DATA SHOWN ::
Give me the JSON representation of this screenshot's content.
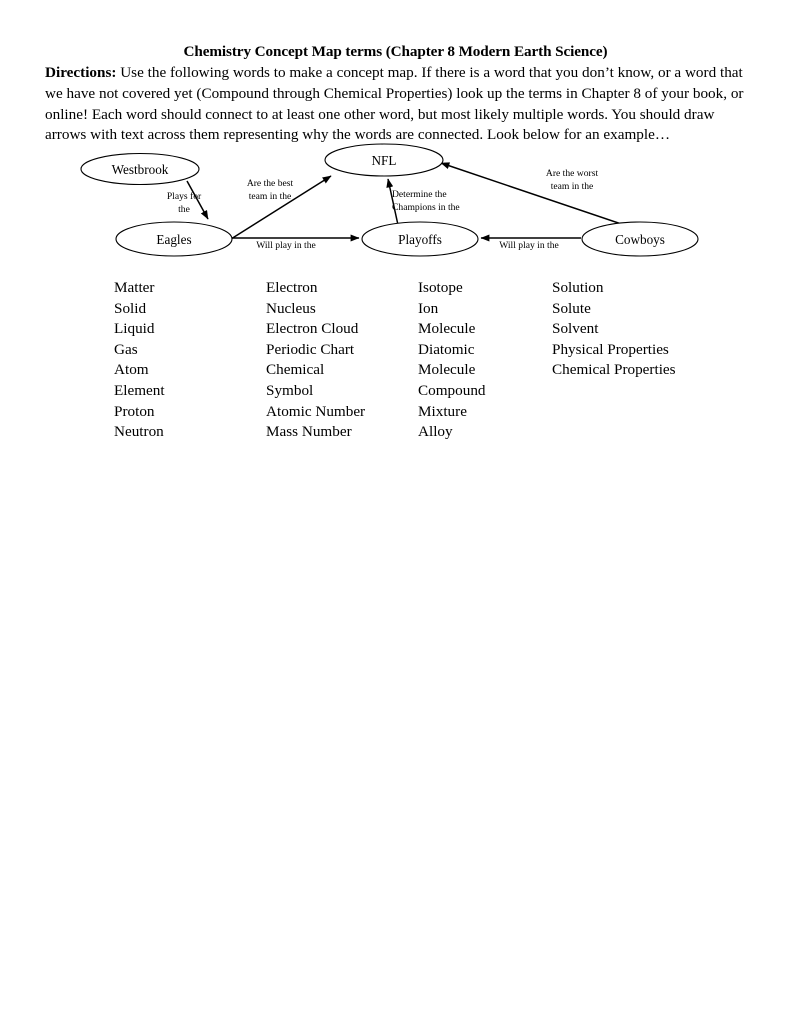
{
  "document": {
    "title": "Chemistry Concept Map terms (Chapter 8 Modern Earth Science)",
    "directions_label": "Directions:",
    "directions_body": " Use the following words to make a concept map. If there is a word that you don’t know, or a word that we have not covered yet (Compound through Chemical Properties) look up the terms in Chapter 8 of your book, or online! Each word should connect to at least one other word, but most likely multiple words. You should draw arrows with text across them representing why the words are connected. Look below for an example…"
  },
  "concept_map": {
    "nodes": [
      {
        "id": "westbrook",
        "label": "Westbrook"
      },
      {
        "id": "eagles",
        "label": "Eagles"
      },
      {
        "id": "nfl",
        "label": "NFL"
      },
      {
        "id": "playoffs",
        "label": "Playoffs"
      },
      {
        "id": "cowboys",
        "label": "Cowboys"
      }
    ],
    "edges": [
      {
        "id": "westbrook-eagles",
        "from": "westbrook",
        "to": "eagles",
        "label_line1": "Plays for",
        "label_line2": "the"
      },
      {
        "id": "eagles-nfl",
        "from": "eagles",
        "to": "nfl",
        "label_line1": "Are the best",
        "label_line2": "team in the"
      },
      {
        "id": "eagles-playoffs",
        "from": "eagles",
        "to": "playoffs",
        "label_line1": "Will play in the",
        "label_line2": ""
      },
      {
        "id": "playoffs-nfl",
        "from": "playoffs",
        "to": "nfl",
        "label_line1": "Determine the",
        "label_line2": "Champions in the"
      },
      {
        "id": "cowboys-playoffs",
        "from": "cowboys",
        "to": "playoffs",
        "label_line1": "Will play in the",
        "label_line2": ""
      },
      {
        "id": "cowboys-nfl",
        "from": "cowboys",
        "to": "nfl",
        "label_line1": "Are the worst",
        "label_line2": "team in the"
      }
    ]
  },
  "word_list": {
    "columns": [
      {
        "id": "column-1",
        "words": [
          "Matter",
          "Solid",
          "Liquid",
          "Gas",
          "Atom",
          "Element",
          "Proton",
          "Neutron"
        ]
      },
      {
        "id": "column-2",
        "words": [
          "Electron",
          "Nucleus",
          "Electron Cloud",
          "Periodic Chart",
          "Chemical",
          "Symbol",
          "Atomic Number",
          "Mass Number"
        ]
      },
      {
        "id": "column-3",
        "words": [
          "Isotope",
          "Ion",
          "Molecule",
          "Diatomic",
          "Molecule",
          "Compound",
          "Mixture",
          "Alloy"
        ]
      },
      {
        "id": "column-4",
        "words": [
          "Solution",
          "Solute",
          "Solvent",
          "Physical Properties",
          "Chemical Properties"
        ]
      }
    ]
  }
}
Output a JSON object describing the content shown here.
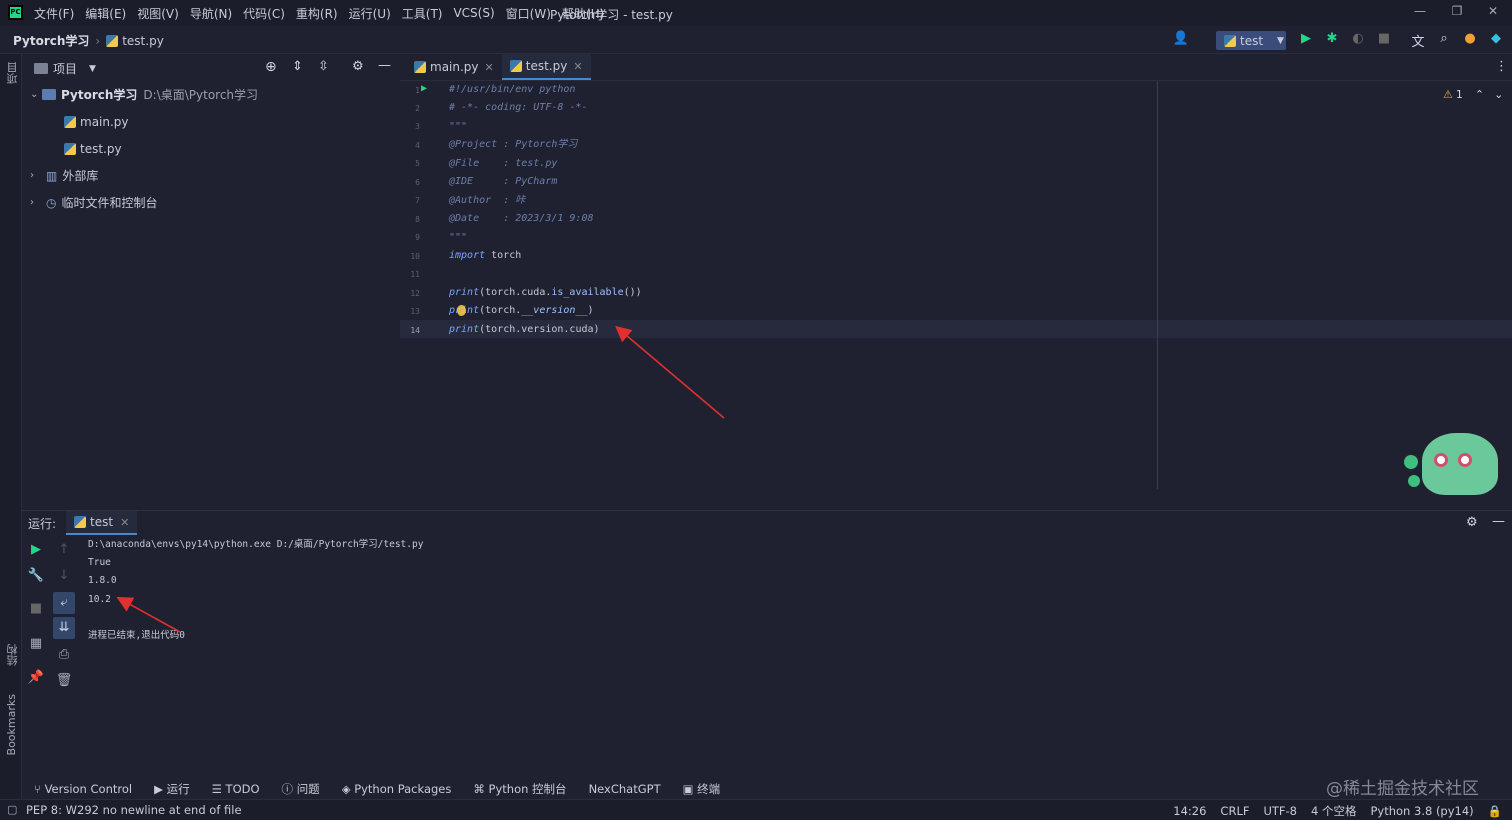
{
  "menubar": {
    "logo": "PC",
    "items": [
      "文件(F)",
      "编辑(E)",
      "视图(V)",
      "导航(N)",
      "代码(C)",
      "重构(R)",
      "运行(U)",
      "工具(T)",
      "VCS(S)",
      "窗口(W)",
      "帮助(H)"
    ],
    "window_title": "Pytorch学习 - test.py"
  },
  "navbar": {
    "project": "Pytorch学习",
    "file": "test.py",
    "run_config": "test"
  },
  "left_strip": {
    "project_label": "项目",
    "structure_label": "结构",
    "bookmarks_label": "Bookmarks"
  },
  "project_panel": {
    "header": "项目",
    "root_name": "Pytorch学习",
    "root_path": "D:\\桌面\\Pytorch学习",
    "files": [
      "main.py",
      "test.py"
    ],
    "external_libs": "外部库",
    "scratches": "临时文件和控制台"
  },
  "editor": {
    "tabs": [
      {
        "label": "main.py",
        "active": false
      },
      {
        "label": "test.py",
        "active": true
      }
    ],
    "line_numbers": [
      "1",
      "2",
      "3",
      "4",
      "5",
      "6",
      "7",
      "8",
      "9",
      "10",
      "11",
      "12",
      "13",
      "14"
    ],
    "lines": {
      "l1": "#!/usr/bin/env python",
      "l2": "# -*- coding: UTF-8 -*-",
      "l3": "\"\"\"",
      "l4a": "@Project ",
      "l4b": ": Pytorch学习",
      "l5a": "@File    ",
      "l5b": ": test.py",
      "l6a": "@IDE     ",
      "l6b": ": PyCharm",
      "l7a": "@Author  ",
      "l7b": ": 咔",
      "l8a": "@Date    ",
      "l8b": ": 2023/3/1 9:08",
      "l9": "\"\"\"",
      "l10_kw": "import",
      "l10_rest": " torch",
      "l12_fn": "print",
      "l12_a": "(torch.cuda.",
      "l12_b": "is_available",
      "l12_c": "())",
      "l13_fn": "print",
      "l13_a": "(torch.",
      "l13_b": "__version__",
      "l13_c": ")",
      "l14_fn": "print",
      "l14_a": "(torch.version.cuda)"
    },
    "inspection_count": "1"
  },
  "run_panel": {
    "label": "运行:",
    "tab": "test",
    "output": [
      "D:\\anaconda\\envs\\py14\\python.exe D:/桌面/Pytorch学习/test.py",
      "True",
      "1.8.0",
      "10.2",
      "",
      "进程已结束,退出代码0"
    ]
  },
  "bottom_toolbar": {
    "items": [
      "Version Control",
      "运行",
      "TODO",
      "问题",
      "Python Packages",
      "Python 控制台",
      "NexChatGPT",
      "终端"
    ]
  },
  "statusbar": {
    "message": "PEP 8: W292 no newline at end of file",
    "position": "14:26",
    "line_sep": "CRLF",
    "encoding": "UTF-8",
    "indent": "4 个空格",
    "interpreter": "Python 3.8 (py14)"
  },
  "watermark": "@稀土掘金技术社区",
  "colors": {
    "accent": "#4a88c7",
    "run_green": "#21d789",
    "annotation_red": "#e03030"
  }
}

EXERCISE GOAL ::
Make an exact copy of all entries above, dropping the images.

TASK RESPONSE ::
Give me the JSON representation of this screenshot's content.
{
  "document": {
    "title": "Chemistry Concept Map terms (Chapter 8 Modern Earth Science)",
    "directions_label": "Directions:",
    "directions_body": " Use the following words to make a concept map. If there is a word that you don’t know, or a word that we have not covered yet (Compound through Chemical Properties) look up the terms in Chapter 8 of your book, or online! Each word should connect to at least one other word, but most likely multiple words. You should draw arrows with text across them representing why the words are connected. Look below for an example…"
  },
  "concept_map": {
    "nodes": [
      {
        "id": "westbrook",
        "label": "Westbrook"
      },
      {
        "id": "eagles",
        "label": "Eagles"
      },
      {
        "id": "nfl",
        "label": "NFL"
      },
      {
        "id": "playoffs",
        "label": "Playoffs"
      },
      {
        "id": "cowboys",
        "label": "Cowboys"
      }
    ],
    "edges": [
      {
        "id": "westbrook-eagles",
        "from": "westbrook",
        "to": "eagles",
        "label_line1": "Plays for",
        "label_line2": "the"
      },
      {
        "id": "eagles-nfl",
        "from": "eagles",
        "to": "nfl",
        "label_line1": "Are the best",
        "label_line2": "team in the"
      },
      {
        "id": "eagles-playoffs",
        "from": "eagles",
        "to": "playoffs",
        "label_line1": "Will play in the",
        "label_line2": ""
      },
      {
        "id": "playoffs-nfl",
        "from": "playoffs",
        "to": "nfl",
        "label_line1": "Determine the",
        "label_line2": "Champions in the"
      },
      {
        "id": "cowboys-playoffs",
        "from": "cowboys",
        "to": "playoffs",
        "label_line1": "Will play in the",
        "label_line2": ""
      },
      {
        "id": "cowboys-nfl",
        "from": "cowboys",
        "to": "nfl",
        "label_line1": "Are the worst",
        "label_line2": "team in the"
      }
    ]
  },
  "word_list": {
    "columns": [
      {
        "id": "column-1",
        "words": [
          "Matter",
          "Solid",
          "Liquid",
          "Gas",
          "Atom",
          "Element",
          "Proton",
          "Neutron"
        ]
      },
      {
        "id": "column-2",
        "words": [
          "Electron",
          "Nucleus",
          "Electron Cloud",
          "Periodic Chart",
          "Chemical",
          "Symbol",
          "Atomic Number",
          "Mass Number"
        ]
      },
      {
        "id": "column-3",
        "words": [
          "Isotope",
          "Ion",
          "Molecule",
          "Diatomic",
          "Molecule",
          "Compound",
          "Mixture",
          "Alloy"
        ]
      },
      {
        "id": "column-4",
        "words": [
          "Solution",
          "Solute",
          "Solvent",
          "Physical Properties",
          "Chemical Properties"
        ]
      }
    ]
  }
}
Output a JSON object describing the content shown here.
{
  "menubar": {
    "logo": "PC",
    "items": [
      "文件(F)",
      "编辑(E)",
      "视图(V)",
      "导航(N)",
      "代码(C)",
      "重构(R)",
      "运行(U)",
      "工具(T)",
      "VCS(S)",
      "窗口(W)",
      "帮助(H)"
    ],
    "window_title": "Pytorch学习 - test.py"
  },
  "navbar": {
    "project": "Pytorch学习",
    "file": "test.py",
    "run_config": "test"
  },
  "left_strip": {
    "project_label": "项目",
    "structure_label": "结构",
    "bookmarks_label": "Bookmarks"
  },
  "project_panel": {
    "header": "项目",
    "root_name": "Pytorch学习",
    "root_path": "D:\\桌面\\Pytorch学习",
    "files": [
      "main.py",
      "test.py"
    ],
    "external_libs": "外部库",
    "scratches": "临时文件和控制台"
  },
  "editor": {
    "tabs": [
      {
        "label": "main.py",
        "active": false
      },
      {
        "label": "test.py",
        "active": true
      }
    ],
    "line_numbers": [
      "1",
      "2",
      "3",
      "4",
      "5",
      "6",
      "7",
      "8",
      "9",
      "10",
      "11",
      "12",
      "13",
      "14"
    ],
    "lines": {
      "l1": "#!/usr/bin/env python",
      "l2": "# -*- coding: UTF-8 -*-",
      "l3": "\"\"\"",
      "l4a": "@Project ",
      "l4b": ": Pytorch学习",
      "l5a": "@File    ",
      "l5b": ": test.py",
      "l6a": "@IDE     ",
      "l6b": ": PyCharm",
      "l7a": "@Author  ",
      "l7b": ": 咔",
      "l8a": "@Date    ",
      "l8b": ": 2023/3/1 9:08",
      "l9": "\"\"\"",
      "l10_kw": "import",
      "l10_rest": " torch",
      "l12_fn": "print",
      "l12_a": "(torch.cuda.",
      "l12_b": "is_available",
      "l12_c": "())",
      "l13_fn": "print",
      "l13_a": "(torch.",
      "l13_b": "__version__",
      "l13_c": ")",
      "l14_fn": "print",
      "l14_a": "(torch.version.cuda)"
    },
    "inspection_count": "1"
  },
  "run_panel": {
    "label": "运行:",
    "tab": "test",
    "output": [
      "D:\\anaconda\\envs\\py14\\python.exe D:/桌面/Pytorch学习/test.py",
      "True",
      "1.8.0",
      "10.2",
      "",
      "进程已结束,退出代码0"
    ]
  },
  "bottom_toolbar": {
    "items": [
      "Version Control",
      "运行",
      "TODO",
      "问题",
      "Python Packages",
      "Python 控制台",
      "NexChatGPT",
      "终端"
    ]
  },
  "statusbar": {
    "message": "PEP 8: W292 no newline at end of file",
    "position": "14:26",
    "line_sep": "CRLF",
    "encoding": "UTF-8",
    "indent": "4 个空格",
    "interpreter": "Python 3.8 (py14)"
  },
  "watermark": "@稀土掘金技术社区",
  "colors": {
    "accent": "#4a88c7",
    "run_green": "#21d789",
    "annotation_red": "#e03030"
  }
}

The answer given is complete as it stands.